Founded by Sanni Baumgärtner nearly 12 years ago, one of the local boutiques has spearheaded Athens’ sustainable fashion movement and has also supported local artists. This mission is a testament to the name Community.
Since its inception, Community has grown to support everything from making clothes from upcycled fabrics to teaching sewing classes. For Baumgartner, protecting the planet through small steps in fashion is her lifelong career.
“It’s part of my core values of sustainability,” she said. “I think we need a sense that we are here for a purpose and that we are making an impact in the world that matters to us.”
Born in Germany and studying at the University of Georgia during his college years, Baumgärtner was initially inspired by his involvement in the supportive music scene Athens is known for, helping all things local.
Baumgärtner, who played guitar, accordion and musical saw, said: .
Merging this idea into her business model, Baumgärtner now considers supporting UGA students who are passionate about fashion, as well as artists in Athens. One such student is Lillian Maple, a senior fashion merchandising major.
Maple is passionate about creating fashion pieces inspired by her unique taste and now has her own studio where she can design anything she wants.
“[Sustainable fashion] It’s a trend, and I think it’s really great that young people, especially, are interested in it,” Maple said. It doesn’t have to be mom’s clothes or flannel to be truly beautiful, thrifty and sustainable.”
It was The Red & Black that enabled the dynamic relationship between Maple and the Community. After her feature article on Maple was published in March 2022, Baumgärtner read her article and contacted her Maple in hopes of getting her as her vendor, which Maple agreed to. accepted.
Maple’s professional relationship with Community means she’s “more about where I get my fabrics, how I make my own, using all my scraps and making sure it doesn’t go to waste.” It helped me to be intentional, because I really want to stay true to their store’s mission.”
So far Maple has released two batches of clothing on Community.
“I get so excited when I see someone wearing my clothes because it means a lot to everyone … It’s the environmental benefits plus the whole shopping and fashion experience. makes it more meaningful and personal,” Maple said.
As with businesses across the country, the COVID-19 pandemic has brought many challenges to stores.

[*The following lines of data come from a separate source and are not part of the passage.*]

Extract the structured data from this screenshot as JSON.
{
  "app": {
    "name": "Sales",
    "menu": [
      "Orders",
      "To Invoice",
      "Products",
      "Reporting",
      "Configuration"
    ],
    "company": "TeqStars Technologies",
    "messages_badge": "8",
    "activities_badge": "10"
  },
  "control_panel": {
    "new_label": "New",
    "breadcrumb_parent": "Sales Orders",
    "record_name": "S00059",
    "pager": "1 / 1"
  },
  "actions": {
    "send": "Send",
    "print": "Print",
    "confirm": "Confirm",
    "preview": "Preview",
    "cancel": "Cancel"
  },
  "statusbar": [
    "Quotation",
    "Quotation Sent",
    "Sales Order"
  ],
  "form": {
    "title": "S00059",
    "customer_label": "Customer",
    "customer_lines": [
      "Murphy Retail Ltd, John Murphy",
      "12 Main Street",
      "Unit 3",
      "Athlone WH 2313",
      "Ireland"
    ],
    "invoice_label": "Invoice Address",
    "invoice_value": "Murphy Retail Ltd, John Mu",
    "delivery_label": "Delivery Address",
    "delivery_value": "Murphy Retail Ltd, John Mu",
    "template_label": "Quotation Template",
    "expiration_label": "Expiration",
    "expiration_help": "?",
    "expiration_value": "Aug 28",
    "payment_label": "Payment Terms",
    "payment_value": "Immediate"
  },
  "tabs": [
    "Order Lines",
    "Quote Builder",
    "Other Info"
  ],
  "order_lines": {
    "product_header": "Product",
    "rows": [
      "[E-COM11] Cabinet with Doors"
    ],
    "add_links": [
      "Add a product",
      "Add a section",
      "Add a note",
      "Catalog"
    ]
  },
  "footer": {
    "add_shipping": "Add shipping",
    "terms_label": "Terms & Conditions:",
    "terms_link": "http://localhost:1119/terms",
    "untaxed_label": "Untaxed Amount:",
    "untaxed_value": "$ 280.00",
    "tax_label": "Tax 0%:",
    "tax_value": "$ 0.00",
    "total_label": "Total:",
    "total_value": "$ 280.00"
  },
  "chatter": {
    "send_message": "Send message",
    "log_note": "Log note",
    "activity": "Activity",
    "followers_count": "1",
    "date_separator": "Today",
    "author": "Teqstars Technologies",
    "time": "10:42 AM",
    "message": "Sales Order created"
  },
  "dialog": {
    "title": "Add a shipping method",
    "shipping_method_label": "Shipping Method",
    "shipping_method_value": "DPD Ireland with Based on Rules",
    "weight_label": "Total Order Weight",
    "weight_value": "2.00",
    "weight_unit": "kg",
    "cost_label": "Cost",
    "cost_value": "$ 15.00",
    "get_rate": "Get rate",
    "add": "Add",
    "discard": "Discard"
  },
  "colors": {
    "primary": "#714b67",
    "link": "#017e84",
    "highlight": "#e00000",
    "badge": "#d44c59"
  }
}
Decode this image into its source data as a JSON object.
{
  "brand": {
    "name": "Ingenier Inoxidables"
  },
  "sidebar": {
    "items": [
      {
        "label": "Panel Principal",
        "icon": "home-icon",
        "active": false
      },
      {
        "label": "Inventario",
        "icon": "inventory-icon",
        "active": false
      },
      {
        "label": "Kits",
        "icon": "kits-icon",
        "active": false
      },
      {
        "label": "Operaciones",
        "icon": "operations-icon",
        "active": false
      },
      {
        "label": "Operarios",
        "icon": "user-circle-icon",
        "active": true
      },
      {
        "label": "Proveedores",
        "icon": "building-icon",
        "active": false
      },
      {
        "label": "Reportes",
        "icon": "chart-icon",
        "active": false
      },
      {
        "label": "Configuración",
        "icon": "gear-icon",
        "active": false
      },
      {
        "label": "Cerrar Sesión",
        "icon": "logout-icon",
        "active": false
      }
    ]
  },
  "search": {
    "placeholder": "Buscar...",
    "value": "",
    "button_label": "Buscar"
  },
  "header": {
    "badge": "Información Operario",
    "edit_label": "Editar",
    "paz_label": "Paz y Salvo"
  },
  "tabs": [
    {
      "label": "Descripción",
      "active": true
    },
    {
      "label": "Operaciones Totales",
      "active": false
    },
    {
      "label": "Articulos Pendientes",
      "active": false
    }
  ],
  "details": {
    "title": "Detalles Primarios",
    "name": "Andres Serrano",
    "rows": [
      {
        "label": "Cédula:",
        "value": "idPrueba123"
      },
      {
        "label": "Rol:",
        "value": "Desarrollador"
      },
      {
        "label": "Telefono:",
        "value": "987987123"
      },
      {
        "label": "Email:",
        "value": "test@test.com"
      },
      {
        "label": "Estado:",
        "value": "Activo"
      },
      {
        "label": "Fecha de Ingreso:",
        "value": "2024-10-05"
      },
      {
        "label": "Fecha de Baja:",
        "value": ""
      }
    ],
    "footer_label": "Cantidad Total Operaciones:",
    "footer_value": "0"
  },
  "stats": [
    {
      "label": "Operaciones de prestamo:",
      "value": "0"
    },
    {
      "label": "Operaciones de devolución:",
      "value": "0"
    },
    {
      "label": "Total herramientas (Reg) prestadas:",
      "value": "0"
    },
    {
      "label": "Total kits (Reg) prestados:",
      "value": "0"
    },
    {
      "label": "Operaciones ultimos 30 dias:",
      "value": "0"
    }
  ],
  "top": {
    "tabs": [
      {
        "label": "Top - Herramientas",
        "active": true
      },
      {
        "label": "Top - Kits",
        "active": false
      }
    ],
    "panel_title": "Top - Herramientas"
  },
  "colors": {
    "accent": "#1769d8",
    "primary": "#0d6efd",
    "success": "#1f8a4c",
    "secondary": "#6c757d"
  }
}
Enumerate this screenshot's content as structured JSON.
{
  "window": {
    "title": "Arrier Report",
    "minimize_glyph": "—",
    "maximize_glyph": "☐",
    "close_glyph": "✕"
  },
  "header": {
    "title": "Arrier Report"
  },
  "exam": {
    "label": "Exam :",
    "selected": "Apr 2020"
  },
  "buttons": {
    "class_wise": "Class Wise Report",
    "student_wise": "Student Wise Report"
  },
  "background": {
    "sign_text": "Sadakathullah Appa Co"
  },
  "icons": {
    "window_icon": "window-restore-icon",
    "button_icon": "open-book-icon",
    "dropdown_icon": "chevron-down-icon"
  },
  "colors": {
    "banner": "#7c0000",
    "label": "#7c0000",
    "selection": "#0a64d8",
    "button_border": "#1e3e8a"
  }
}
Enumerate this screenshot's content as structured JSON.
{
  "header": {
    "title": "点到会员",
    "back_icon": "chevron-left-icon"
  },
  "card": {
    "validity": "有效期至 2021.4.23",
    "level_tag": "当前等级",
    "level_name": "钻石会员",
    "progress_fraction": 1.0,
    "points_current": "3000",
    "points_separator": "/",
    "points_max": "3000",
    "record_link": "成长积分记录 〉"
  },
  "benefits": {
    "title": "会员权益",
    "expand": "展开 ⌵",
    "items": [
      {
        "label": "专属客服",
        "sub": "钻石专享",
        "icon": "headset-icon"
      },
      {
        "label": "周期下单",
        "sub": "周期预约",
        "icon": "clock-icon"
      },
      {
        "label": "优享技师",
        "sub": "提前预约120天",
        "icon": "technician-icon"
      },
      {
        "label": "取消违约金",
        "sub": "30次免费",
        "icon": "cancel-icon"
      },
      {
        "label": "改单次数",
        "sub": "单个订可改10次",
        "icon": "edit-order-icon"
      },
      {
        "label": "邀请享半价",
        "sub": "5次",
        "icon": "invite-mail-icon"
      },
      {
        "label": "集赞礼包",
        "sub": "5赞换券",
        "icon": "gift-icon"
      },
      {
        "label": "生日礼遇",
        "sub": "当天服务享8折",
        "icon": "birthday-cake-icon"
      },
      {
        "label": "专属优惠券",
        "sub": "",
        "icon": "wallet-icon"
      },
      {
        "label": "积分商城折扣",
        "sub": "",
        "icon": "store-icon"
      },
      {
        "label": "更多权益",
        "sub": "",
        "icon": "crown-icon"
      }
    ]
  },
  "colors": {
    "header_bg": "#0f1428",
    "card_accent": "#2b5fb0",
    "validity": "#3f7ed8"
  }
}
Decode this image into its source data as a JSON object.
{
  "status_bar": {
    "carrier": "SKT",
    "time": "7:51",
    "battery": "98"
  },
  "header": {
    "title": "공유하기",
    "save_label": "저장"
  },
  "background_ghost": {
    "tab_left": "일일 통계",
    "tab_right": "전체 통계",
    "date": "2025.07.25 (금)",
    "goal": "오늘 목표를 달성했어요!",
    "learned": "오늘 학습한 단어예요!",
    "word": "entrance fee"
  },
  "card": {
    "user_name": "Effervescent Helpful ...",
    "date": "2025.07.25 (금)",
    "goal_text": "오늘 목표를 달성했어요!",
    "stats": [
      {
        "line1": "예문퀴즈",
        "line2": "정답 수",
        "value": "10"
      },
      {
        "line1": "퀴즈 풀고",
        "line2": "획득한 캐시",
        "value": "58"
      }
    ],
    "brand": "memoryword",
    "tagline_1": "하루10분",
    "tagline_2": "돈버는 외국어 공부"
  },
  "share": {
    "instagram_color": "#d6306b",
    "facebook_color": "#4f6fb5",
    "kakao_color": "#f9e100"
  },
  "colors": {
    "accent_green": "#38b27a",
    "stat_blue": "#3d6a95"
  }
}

However, it was during this time that women in the community embarked on one of her biggest projects to date: creating cloth masks. Despite high demand, Community was able to carefully sew thousands of sustainable cloth face masks for the Athens community and local hospitals.
Baumgärtner has many hopes for the future of the Community, including supporting more UGA students, growing the boutique’s online store, shipping vintage pieces nationwide, and making shipping environmentally friendly. I have.
“Now that we are focused on growth, we can support the local economy more, create more jobs, redesign and recycle more materials, and have a greater impact in terms of sustainability. ,” says Baumgärtner.
As a future project, UGA students on campus can find Community’s creations in the cafeteria. They’ve partnered with shops to make tool pouches out of jeans legs.
“Sustainable fashion is accessible to everyone,” says Baumgartner. “It’s not just slow fashion, clothes handmade in America. It’s something that we should always try to support, but it means vintage clothes, second-hand clothes, it means changing clothes, and it’s not just about clothes in your own closet. It means shopping, redesigning, learning how to sew.There are so many ways to make sustainable fashion affordable.”